January 07, 2009


What is this? A divorce? Do you want half? Is that how you resort to problems? Telling people to "pay up"...but this time you can't bully us, Aruba.

This was never a "Dutch Date".

Suck it up. Pay it yourself. We pay for everyone else in the world. Take care of your own mess that YOU created for yourselves.

You cut your nose off to spite your face when it all could have been avoided. You try to play this out by putting on your best poker face, push the bet and see if we'd call your bluff.

And ouch. You bet the entire farm--and LOST badly.

Now you have all this mess all over a few (un) "important" low-lives who think they are above the law? I'd be feeling a bit foolish right now if I were in your position. Aruba, you are the epitome of clueless tools.

Aruba's chief public prosecutor has defended the police investigation into the disappearance of Natalee Holloway. He claims it was one of the most expensive homicide investigations of all time. Meanwhile, allegations of Aruban corruption rumble on.

The investigation into the disappearance of Natalee Holloway was one of the most expensive investigations of its kind ever carried out in the world, according to Aruba's chief public prosecutor Hans Mos.

Speaking at a press conference on the island, he said he estimated that the investigation had cost more than 7.5 million euros. "I would challenge the United States to produce a homicide investigation that cost as much as this. This cost a fortune.
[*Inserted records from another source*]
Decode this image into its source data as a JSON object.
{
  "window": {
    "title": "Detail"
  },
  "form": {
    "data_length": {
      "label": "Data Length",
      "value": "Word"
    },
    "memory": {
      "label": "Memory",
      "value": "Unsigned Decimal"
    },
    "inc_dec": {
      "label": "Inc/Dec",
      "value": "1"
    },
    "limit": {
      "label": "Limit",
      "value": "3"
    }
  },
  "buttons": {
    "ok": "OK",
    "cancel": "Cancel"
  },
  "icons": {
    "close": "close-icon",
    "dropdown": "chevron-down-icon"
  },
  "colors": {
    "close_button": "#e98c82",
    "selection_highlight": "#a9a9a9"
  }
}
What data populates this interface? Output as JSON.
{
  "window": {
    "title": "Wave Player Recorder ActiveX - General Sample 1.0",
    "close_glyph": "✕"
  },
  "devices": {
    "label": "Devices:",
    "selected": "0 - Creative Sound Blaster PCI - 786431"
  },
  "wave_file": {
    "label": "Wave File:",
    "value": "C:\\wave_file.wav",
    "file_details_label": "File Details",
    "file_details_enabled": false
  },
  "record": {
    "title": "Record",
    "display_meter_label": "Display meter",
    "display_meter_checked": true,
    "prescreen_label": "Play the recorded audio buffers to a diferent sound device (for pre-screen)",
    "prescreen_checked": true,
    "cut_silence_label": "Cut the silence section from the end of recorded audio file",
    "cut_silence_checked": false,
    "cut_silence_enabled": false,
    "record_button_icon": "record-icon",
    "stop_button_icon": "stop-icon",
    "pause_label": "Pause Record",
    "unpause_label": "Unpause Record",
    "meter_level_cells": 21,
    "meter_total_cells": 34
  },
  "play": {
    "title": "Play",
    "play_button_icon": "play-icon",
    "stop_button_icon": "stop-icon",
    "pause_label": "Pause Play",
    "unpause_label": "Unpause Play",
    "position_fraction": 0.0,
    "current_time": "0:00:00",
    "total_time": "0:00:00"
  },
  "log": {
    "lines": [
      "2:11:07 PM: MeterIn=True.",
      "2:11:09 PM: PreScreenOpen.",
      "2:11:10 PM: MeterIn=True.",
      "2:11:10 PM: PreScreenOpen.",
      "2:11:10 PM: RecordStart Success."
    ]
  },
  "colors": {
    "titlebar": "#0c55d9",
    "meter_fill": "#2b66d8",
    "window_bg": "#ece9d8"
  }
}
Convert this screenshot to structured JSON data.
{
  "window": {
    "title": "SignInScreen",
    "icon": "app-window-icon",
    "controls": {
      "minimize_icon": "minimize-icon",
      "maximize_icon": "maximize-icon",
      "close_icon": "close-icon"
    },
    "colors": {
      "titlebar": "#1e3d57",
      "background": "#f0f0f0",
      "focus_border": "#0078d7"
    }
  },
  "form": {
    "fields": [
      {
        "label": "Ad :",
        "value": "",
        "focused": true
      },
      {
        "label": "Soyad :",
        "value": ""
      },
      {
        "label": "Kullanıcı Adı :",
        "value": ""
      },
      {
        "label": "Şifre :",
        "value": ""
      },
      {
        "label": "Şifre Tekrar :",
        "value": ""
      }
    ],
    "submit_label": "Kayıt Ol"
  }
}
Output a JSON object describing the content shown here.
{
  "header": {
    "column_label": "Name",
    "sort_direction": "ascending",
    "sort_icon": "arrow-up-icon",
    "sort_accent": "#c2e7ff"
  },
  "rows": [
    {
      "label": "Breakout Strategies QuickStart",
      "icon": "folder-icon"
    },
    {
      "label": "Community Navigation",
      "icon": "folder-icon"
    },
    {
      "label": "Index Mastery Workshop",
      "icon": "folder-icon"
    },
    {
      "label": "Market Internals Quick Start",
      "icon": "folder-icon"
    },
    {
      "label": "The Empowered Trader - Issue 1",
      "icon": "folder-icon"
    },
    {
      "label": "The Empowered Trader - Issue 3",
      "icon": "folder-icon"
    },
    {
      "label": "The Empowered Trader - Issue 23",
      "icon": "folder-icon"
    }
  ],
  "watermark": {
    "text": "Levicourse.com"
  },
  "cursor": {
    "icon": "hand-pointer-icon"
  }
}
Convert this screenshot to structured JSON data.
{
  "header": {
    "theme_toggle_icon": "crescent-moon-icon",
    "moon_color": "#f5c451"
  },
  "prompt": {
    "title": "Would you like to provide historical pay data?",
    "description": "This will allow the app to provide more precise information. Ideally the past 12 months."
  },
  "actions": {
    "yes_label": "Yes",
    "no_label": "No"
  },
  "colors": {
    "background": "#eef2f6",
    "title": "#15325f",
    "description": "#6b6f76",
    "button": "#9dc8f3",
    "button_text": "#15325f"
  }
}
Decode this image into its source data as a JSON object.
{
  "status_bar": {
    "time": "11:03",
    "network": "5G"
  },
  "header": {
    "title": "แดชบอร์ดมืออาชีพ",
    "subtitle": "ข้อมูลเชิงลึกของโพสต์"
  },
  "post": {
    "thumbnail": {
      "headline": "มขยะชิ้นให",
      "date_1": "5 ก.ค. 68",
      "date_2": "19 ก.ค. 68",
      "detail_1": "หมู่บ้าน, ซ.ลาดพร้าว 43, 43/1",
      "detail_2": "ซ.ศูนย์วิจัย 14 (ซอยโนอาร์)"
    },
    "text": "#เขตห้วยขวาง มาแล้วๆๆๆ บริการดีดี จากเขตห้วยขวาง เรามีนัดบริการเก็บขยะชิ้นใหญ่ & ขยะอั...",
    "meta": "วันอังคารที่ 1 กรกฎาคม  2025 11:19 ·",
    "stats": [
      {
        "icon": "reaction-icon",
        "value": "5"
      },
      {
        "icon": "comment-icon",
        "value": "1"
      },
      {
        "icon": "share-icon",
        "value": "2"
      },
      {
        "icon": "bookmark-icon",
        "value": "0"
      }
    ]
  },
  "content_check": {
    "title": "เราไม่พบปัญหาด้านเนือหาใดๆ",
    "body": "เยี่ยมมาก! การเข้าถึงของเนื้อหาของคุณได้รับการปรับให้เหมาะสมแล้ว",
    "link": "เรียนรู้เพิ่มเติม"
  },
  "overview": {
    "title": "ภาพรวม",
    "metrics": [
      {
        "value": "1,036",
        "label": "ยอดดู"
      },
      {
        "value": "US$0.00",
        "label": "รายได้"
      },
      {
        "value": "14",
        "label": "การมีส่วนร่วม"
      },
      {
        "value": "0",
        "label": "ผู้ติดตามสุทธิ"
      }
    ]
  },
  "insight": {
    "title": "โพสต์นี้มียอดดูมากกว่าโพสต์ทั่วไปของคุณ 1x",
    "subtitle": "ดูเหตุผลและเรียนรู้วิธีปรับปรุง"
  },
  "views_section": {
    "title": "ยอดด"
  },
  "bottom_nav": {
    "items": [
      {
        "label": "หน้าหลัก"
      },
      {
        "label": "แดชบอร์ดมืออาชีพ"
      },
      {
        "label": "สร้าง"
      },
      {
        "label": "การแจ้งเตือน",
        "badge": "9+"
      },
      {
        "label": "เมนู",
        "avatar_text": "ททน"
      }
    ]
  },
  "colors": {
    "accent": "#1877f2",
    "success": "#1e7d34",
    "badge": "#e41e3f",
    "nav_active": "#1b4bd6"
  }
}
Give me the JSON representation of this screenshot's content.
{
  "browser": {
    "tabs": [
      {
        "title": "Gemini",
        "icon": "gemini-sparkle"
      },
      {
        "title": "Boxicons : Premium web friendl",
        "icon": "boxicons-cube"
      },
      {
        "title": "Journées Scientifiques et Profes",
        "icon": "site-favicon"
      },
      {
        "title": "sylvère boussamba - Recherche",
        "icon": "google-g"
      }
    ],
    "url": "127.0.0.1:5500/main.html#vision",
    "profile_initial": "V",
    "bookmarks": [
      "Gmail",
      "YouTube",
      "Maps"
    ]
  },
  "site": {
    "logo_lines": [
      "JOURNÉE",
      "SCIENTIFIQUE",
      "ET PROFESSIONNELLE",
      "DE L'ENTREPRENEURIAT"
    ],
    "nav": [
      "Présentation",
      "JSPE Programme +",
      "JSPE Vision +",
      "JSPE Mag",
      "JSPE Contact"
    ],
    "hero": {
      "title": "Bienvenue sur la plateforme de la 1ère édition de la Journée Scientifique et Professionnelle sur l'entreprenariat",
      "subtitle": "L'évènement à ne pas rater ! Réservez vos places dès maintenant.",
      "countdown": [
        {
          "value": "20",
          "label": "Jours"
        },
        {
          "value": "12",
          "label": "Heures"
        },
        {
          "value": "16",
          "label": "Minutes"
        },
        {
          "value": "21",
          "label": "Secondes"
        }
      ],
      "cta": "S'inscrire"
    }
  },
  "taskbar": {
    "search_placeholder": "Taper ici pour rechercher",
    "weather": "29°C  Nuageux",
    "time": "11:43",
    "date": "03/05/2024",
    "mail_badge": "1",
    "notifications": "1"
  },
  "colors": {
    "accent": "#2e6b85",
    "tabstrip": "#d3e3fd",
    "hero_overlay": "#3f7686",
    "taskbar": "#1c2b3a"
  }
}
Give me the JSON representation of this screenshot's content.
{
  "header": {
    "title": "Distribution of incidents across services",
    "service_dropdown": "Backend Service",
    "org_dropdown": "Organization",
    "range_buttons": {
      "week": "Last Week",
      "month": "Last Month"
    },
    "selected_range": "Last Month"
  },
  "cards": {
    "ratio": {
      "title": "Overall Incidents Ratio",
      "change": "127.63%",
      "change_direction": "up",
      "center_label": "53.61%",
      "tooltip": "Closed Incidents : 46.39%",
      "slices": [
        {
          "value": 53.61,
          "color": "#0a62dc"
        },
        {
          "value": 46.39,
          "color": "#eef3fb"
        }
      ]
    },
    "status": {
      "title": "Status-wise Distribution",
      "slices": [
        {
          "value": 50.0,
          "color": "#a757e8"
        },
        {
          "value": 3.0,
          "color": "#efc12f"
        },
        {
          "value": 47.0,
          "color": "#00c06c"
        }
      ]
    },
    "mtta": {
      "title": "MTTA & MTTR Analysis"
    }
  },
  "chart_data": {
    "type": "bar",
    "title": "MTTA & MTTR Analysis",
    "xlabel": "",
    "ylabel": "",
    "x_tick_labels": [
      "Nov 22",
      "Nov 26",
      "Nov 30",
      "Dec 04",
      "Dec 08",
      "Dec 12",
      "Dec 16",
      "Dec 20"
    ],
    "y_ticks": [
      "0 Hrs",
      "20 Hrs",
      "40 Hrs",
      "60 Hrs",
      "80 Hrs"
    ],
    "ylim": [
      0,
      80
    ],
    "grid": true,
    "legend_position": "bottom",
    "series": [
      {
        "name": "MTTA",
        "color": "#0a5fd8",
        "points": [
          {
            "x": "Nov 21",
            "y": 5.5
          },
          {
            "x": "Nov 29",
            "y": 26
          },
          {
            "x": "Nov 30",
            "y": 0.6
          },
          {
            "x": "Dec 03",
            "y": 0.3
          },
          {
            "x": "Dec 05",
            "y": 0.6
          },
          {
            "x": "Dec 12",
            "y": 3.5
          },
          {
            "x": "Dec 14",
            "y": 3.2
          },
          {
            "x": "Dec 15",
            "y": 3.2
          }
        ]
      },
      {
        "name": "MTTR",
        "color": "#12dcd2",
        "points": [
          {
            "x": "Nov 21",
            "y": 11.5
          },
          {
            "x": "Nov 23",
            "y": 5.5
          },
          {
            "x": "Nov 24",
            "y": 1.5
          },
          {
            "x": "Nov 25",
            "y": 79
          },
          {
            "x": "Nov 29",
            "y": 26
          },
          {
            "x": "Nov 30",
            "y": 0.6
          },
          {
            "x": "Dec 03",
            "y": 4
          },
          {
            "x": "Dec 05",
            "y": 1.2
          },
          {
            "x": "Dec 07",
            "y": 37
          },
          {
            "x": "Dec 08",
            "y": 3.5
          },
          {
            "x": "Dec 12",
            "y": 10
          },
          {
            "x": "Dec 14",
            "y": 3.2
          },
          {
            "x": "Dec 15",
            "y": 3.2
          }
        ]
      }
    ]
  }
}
The Netherlands sent detectives who had to be given accommodation, and F16 aircraft as well."

Intense media coverage

The controversial Holloway case has attracted intense media coverage around the world, particularly in the US and the Netherlands, and the investigation has attracted heavy criticism.

Natalee Holloway, then aged 18, disappeared during a school trip to the Dutch island of Aruba in 2005. She vanished after a drunken nighttime trip to a beach with Dutch student Joran van der Sloot, then aged 17, and two older friends. He was one of ten people arrested during the investigation, but was never charged. He was to become the focus of massive media attention and outrage, amidst allegations of police failure to bring him to justice.

In February last year, Dutch crime reporter Peter R de Vries screened a controversial documentary which he claimed solved the case. Hidden camera footage showed Joran van der Sloot confessing that Natalee Holloway had become unwell and died on the beach. He said he had arranged for a friend to dispose of the body at sea. However, a Dutch judge ruled that the footage didn't provide sufficient evidence for him to be rearrested.

Investigation continues

The public prosecutor's office says the investigation will be continuing for some months. Chief public prosecutor Hans Mos declined to name a specific date on which the police would close the case. Neither would he say if the office had come any closer to bringing charges against Joran van der Sloot. There appear to be few leads left to follow up in the case.

Many tip-offs have proved fruitless. A fisherman claimed that on the night of the disappearance a large knife was stolen from him, and in the same month a large lobsterpot went missing. The lobsterpot turned out to have been at his home all along.

Fabric retrieved from the sea by the costly research vessel Persistence proved after all not to match Holloway's clothing.

A recording of an incriminating telephone conversation allegedly between Joran and his father is currently being analysed for authenticity by the Dutch Forensic Institute.

"Second rate police team"

Recently Aruba's justice minister Rudy Croes said that Dutch police commissioner Jan van der Straten had delayed the start of investigations in order to protect his friend, Joran's father Paulus van der Sloot, who was working for the Justice Ministry on Aruba at the time.

Shortly after Natalee's disappearance in 2005, the Dutch police commissioner was reportedly overheard saying "I cannot do this to my friend Paul". Mr Croes also accused Mr Van der Straten of putting a "second rate police team" on the case.

On Wednesday in an interview with US news channel Fox News, Dutch right-wing Freedom Party MP Hero Brinkman repeated Mr Croes' allegations, and described Aruba as being "corrupt as hell".

The interview came at the start of a biannual conference between politicians from the Netherlands and the Dutch Caribbean islands, the Antilles and Aruba. The meeting was cancelled last year following Aruban outrage at similar remarks made by Mr Brinkman. And this year too, angry Aruban politicians nearly scuppered the conference again in response to Mr Brinkman's comments on Fox News.

Aruba's damaged reputation in the wake of the Holloway case continues to hamper the island's economy, which is heavily dependent on US tourism. Mr Mos denied the allegations of corruption and deliberate failure to follow up the relevant leads. He said he had even spent two and a half months consulting a psychic on the case, "who turned out to have dreamed everything".


1 comment:

Anonymous said...

yea it is corrupt on Aruba but it doesnt come close to the good old USA .

Most hypocrite country in the world..finally there is a smart guy president but ofcourse hes too late to clean up the mess of the other 43.

But in the end who cares were having a good time in the sun.

bye bye